Steps to Address Scrap
An effective program to control scrap includes the following steps:
  1. Make sure adequate measuring tools are in place. Cost accounting and the use of an Enterprise Resource Planning system can provide information for each production run. Track material usage variances over time to determine if the process is efficient.
  2. Turn scrap into a byproduct. Sometimes, this takes some imagination. Ask yourself, “Will the value of the scrap inventory go up if I use it as raw material in another manufacturing process?” The resulting byproduct may not even be used in your industry, but the sales value might increase.
  3. Keep your eyes on the marketplace for more efficient methods of production. Technology and manufacturing processes change over time. Feeling comfortable about your manufacturing process is a sure way to lose your competitive edge.
Scrap must constantly be evaluated and accounted for to improve the production process and to reduce production costs. It is much easier to reduce the amount of scrap produced when you are fully aware of the amount produced.

Avoid the Pitfalls
When dealing with scrap, avoid falling into common traps.
  • Disposing of unsold scrap can be very costly and should not be underestimated. When scrap cannot be sold to a secondary market it must be legally disposed of. Environmental disposal laws must be obeyed. The cost of disposition needs to be factored into the cost of the product in such a situation.
  • Accounting information never substitutes for good market intelligence and striving to always make your process more efficient.
  • Do not let scrap accumulate. It can become an eyesore and also creates other problems such as material handling issues and potential accidents.
Make scrap work for you by being an unexpected source of income – not an expense. If scrap and waste cannot be completely eliminated from the production process find a buyer that will happily pay for what you no longer need.

You can also reduce waste through more Lean and efficient processes. MMTC offers a variety of Lean Business Solutions. For more information, contact MMTC at 888.414.6682, visit www.mmtc.org or email inquiry@mmtc.org.



Since 1991, MMTC has assisted Michigan’s small and medium-sized businesses compete and grow.
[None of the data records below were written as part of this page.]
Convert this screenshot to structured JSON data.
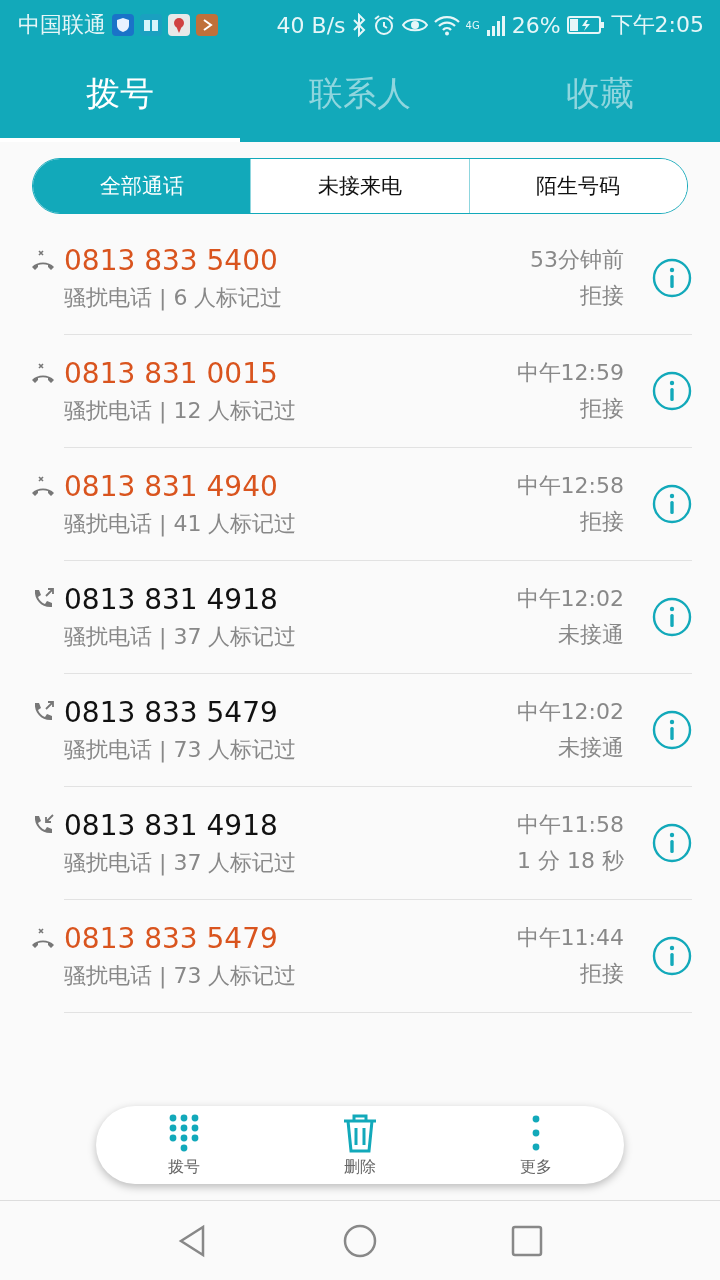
{
  "status_bar": {
    "carrier": "中国联通",
    "speed": "40 B/s",
    "network": "4G",
    "battery": "26%",
    "time": "下午2:05"
  },
  "tabs": [
    {
      "label": "拨号",
      "selected": true
    },
    {
      "label": "联系人",
      "selected": false
    },
    {
      "label": "收藏",
      "selected": false
    }
  ],
  "filters": [
    {
      "label": "全部通话",
      "selected": true
    },
    {
      "label": "未接来电",
      "selected": false
    },
    {
      "label": "陌生号码",
      "selected": false
    }
  ],
  "calls": [
    {
      "kind": "rejected",
      "number": "0813 833 5400",
      "tag": "骚扰电话 | 6 人标记过",
      "time": "53分钟前",
      "status": "拒接"
    },
    {
      "kind": "rejected",
      "number": "0813 831 0015",
      "tag": "骚扰电话 | 12 人标记过",
      "time": "中午12:59",
      "status": "拒接"
    },
    {
      "kind": "rejected",
      "number": "0813 831 4940",
      "tag": "骚扰电话 | 41 人标记过",
      "time": "中午12:58",
      "status": "拒接"
    },
    {
      "kind": "outgoing",
      "number": "0813 831 4918",
      "tag": "骚扰电话 | 37 人标记过",
      "time": "中午12:02",
      "status": "未接通"
    },
    {
      "kind": "outgoing",
      "number": "0813 833 5479",
      "tag": "骚扰电话 | 73 人标记过",
      "time": "中午12:02",
      "status": "未接通"
    },
    {
      "kind": "incoming",
      "number": "0813 831 4918",
      "tag": "骚扰电话 | 37 人标记过",
      "time": "中午11:58",
      "status": "1 分 18 秒"
    },
    {
      "kind": "rejected",
      "number": "0813 833 5479",
      "tag": "骚扰电话 | 73 人标记过",
      "time": "中午11:44",
      "status": "拒接"
    }
  ],
  "actions": [
    {
      "kind": "dialpad",
      "label": "拨号"
    },
    {
      "kind": "delete",
      "label": "删除"
    },
    {
      "kind": "more",
      "label": "更多"
    }
  ]
}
Through personalized services fitted to meet the needs of clients, we develop more effective business leaders, drive product and process innovation, promote company-wide operational excellence and foster creative strategies for business growth and greater profitability. Find us at www.mmtc.org.

No comments:

Post a Comment